Clinician-driven sourcing creates value for health care organizations by increasing partnerships between clinicians and procurement staff, improving safety and quality of care for patients, and enhancing customer service while reducing overall spend. It is rooted with a value analysis structure lead by an executive-sponsored committee and engages stakeholders in various operational capacities based upon products and services reviewed.
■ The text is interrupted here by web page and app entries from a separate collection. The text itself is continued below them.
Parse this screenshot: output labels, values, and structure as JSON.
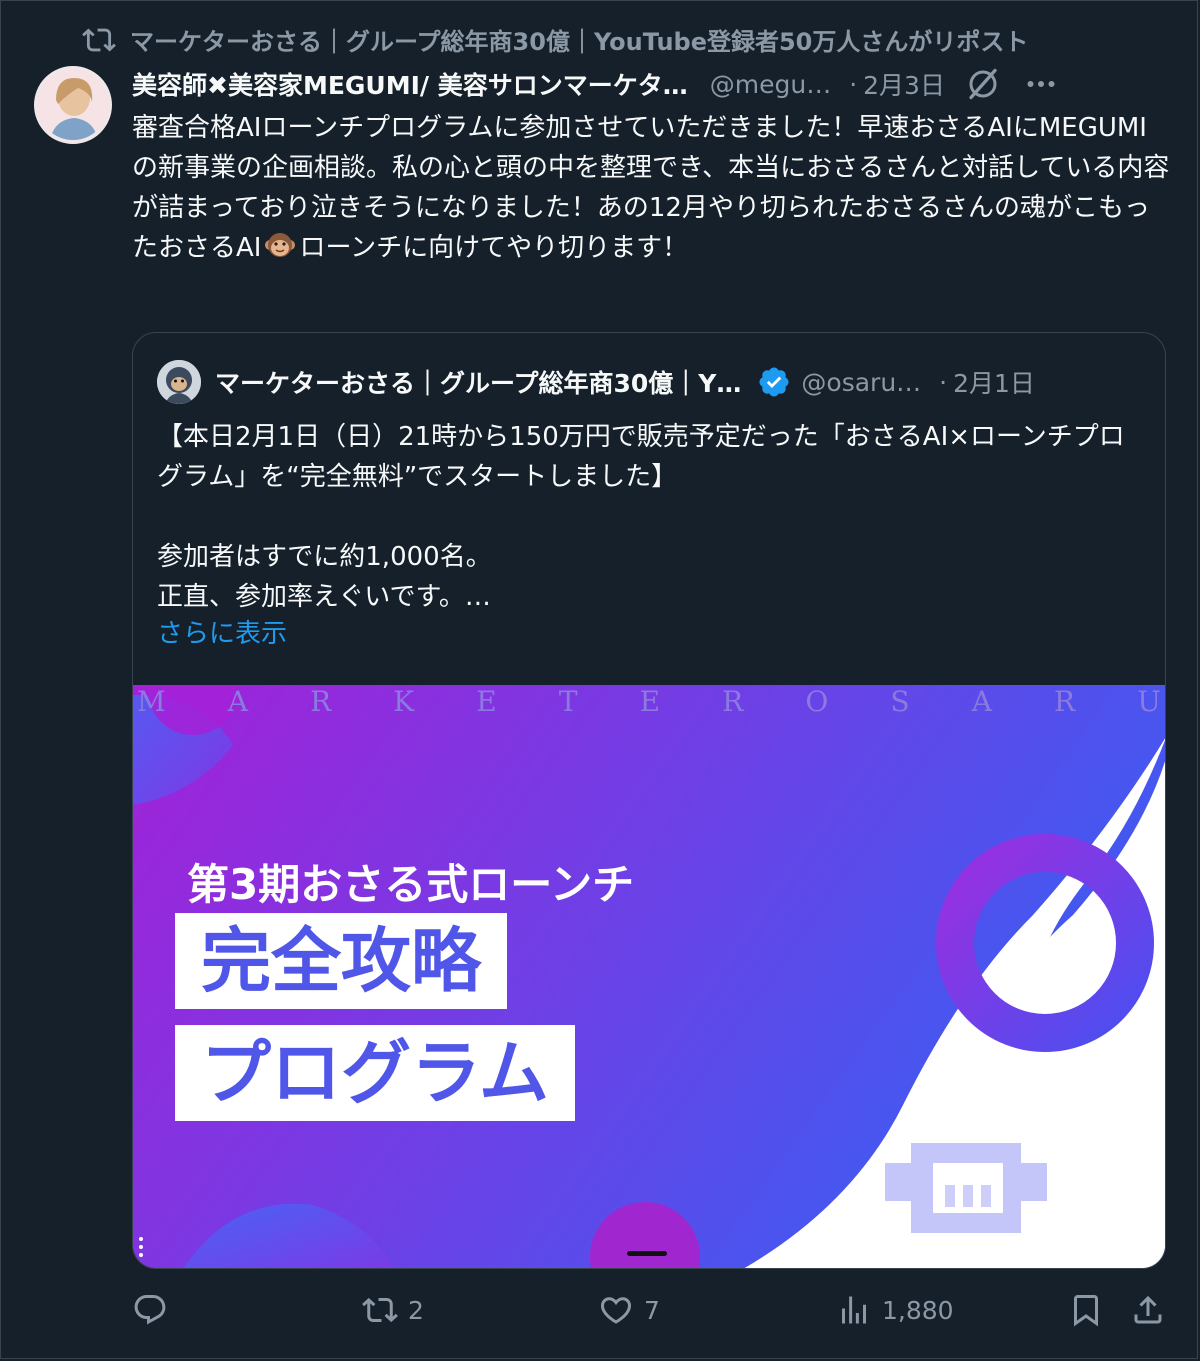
{
  "repost_line": {
    "text": "マーケターおさる｜グループ総年商30億｜YouTube登録者50万人さんがリポスト"
  },
  "tweet": {
    "author_name": "美容師✖美容家MEGUMI/ 美容サロンマーケタ…",
    "handle": "@megu…",
    "date": "2月3日",
    "text_before_emoji": "審査合格AIローンチプログラムに参加させていただきました！早速おさるAIにMEGUMIの新事業の企画相談。私の心と頭の中を整理でき、本当におさるさんと対話している内容が詰まっており泣きそうになりました！あの12月やり切られたおさるさんの魂がこもったおさるAI",
    "text_after_emoji": "ローンチに向けてやり切ります！"
  },
  "quoted": {
    "author_name": "マーケターおさる｜グループ総年商30億｜Y…",
    "handle": "@osaru…",
    "date": "2月1日",
    "text": "【本日2月1日（日）21時から150万円で販売予定だった「おさるAI×ローンチプログラム」を“完全無料”でスタートしました】\n\n参加者はすでに約1,000名。\n正直、参加率えぐいです。…",
    "show_more": "さらに表示",
    "media": {
      "letters": [
        "M",
        "A",
        "R",
        "K",
        "E",
        "T",
        "E",
        "R",
        "O",
        "S",
        "A",
        "R",
        "U"
      ],
      "subtitle": "第3期おさる式ローンチ",
      "line1": "完全攻略",
      "line2": "プログラム",
      "colors": {
        "gradient_start": "#a321d8",
        "gradient_end": "#3d5cf2",
        "title_text": "#4f56e8"
      }
    }
  },
  "actions": {
    "reply_count": "",
    "repost_count": "2",
    "like_count": "7",
    "views_count": "1,880"
  },
  "colors": {
    "background": "#15202b",
    "muted": "#8b98a5",
    "link": "#1d9bf0",
    "verified": "#1d9bf0"
  }
}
The infographic provides an example of a value analysis structure used in many commercial health care organizations.
Federal health care organizations must strive to provide quality patient care in a safe environment that is cost efficient and involves the voice of the clinician.
Implementing a clinician-driven sourcing strategy
Phase one: Plan–Focuses on planning and preparing sourcing activities and value analysis teams to ensure the appropriate structure is in place for clinician involvement.
Phase two: Develop–Ensures that the development of health care facility supply and equipment needs includes the voice of the clinician from initial requirements development through acquisition strategy formulation.
Phase three: Execute–Involves executing contracting and procurement actions to acquire the medical supplies, equipment, and services based on the collaborative efforts between clinicians and supply chain staff.
- Commitment to change must be driven by leadership and endorsed by clinician and procurement staff as well as end users
- Product and service decisions should be determined through a logical and objective process driven by clinicians and clinical research
- Spend, utilization, and any other market data used to make sourcing and procurement decisions should be based on accurate and verifiable sources
- Measurement and tracking of performance should be monitored to ensure that any specified business goals and objectives are achieved
- Organizational leadership should assemble a change champion network of clinicians who are responsible for supporting the supply chain transformation within their hospitals
- Providing the best care to patients should be the primary driver of this standardization strategy, rather than focusing on cost optimization
The deliberate execution of a clinician-driven sourcing strategy provides the required foundation to elevate supply chain practices within federal health care organizations. Physicians, clinicians, and supply chain professionals, who are all committed to the well-being of patients and to procuring the right items at the best price, must work together to ensure that sound sourcing decisions are based on patient safety and quality of patient care. Using a clinician-driven sourcing standardization approach will minimize variation in medical practice and reduce the amount of time that clinicians must spend learning how to use functionally equivalent products.
For this sourcing strategy to be effective, it must be rooted in an organization's willingness to embrace change and should emanate throughout the leadership structure. Federal health care organizations must strive to provide quality patient care in a safe environment that is cost efficient and fully involves the voice of the clinician.
1 Meyer, S., O'Daffer, E., Stevens, A., and Callinan, L. "The health care supply chain top 25 for 2016," Gartner, November 2016, pp. 1–29. Accessed 15 August 2017.
2 O'Daffer, E., and Johnson, J. "Health care supply chain best practice series: Intermountain saves $24 million by embracing standardization," Gartner, June 2016, pp. 1–11. Accessed 15 August 2017.
3 Nachtmann, Heather, and Edward A. Pohl, "The state of health care logistics: Cost and quality improvement opportunities," Center for innovation in health care logistics, University of Arkansas, July 2009.
Meet the authors
Principal | Supply Chain Strategy leader
+1 404 631 2240
|Dr. Bruce Green
Managing director and chief medical officer
+1 571 882 6290
Manager | Deloitte Consulting LLP
+1 571 228 8137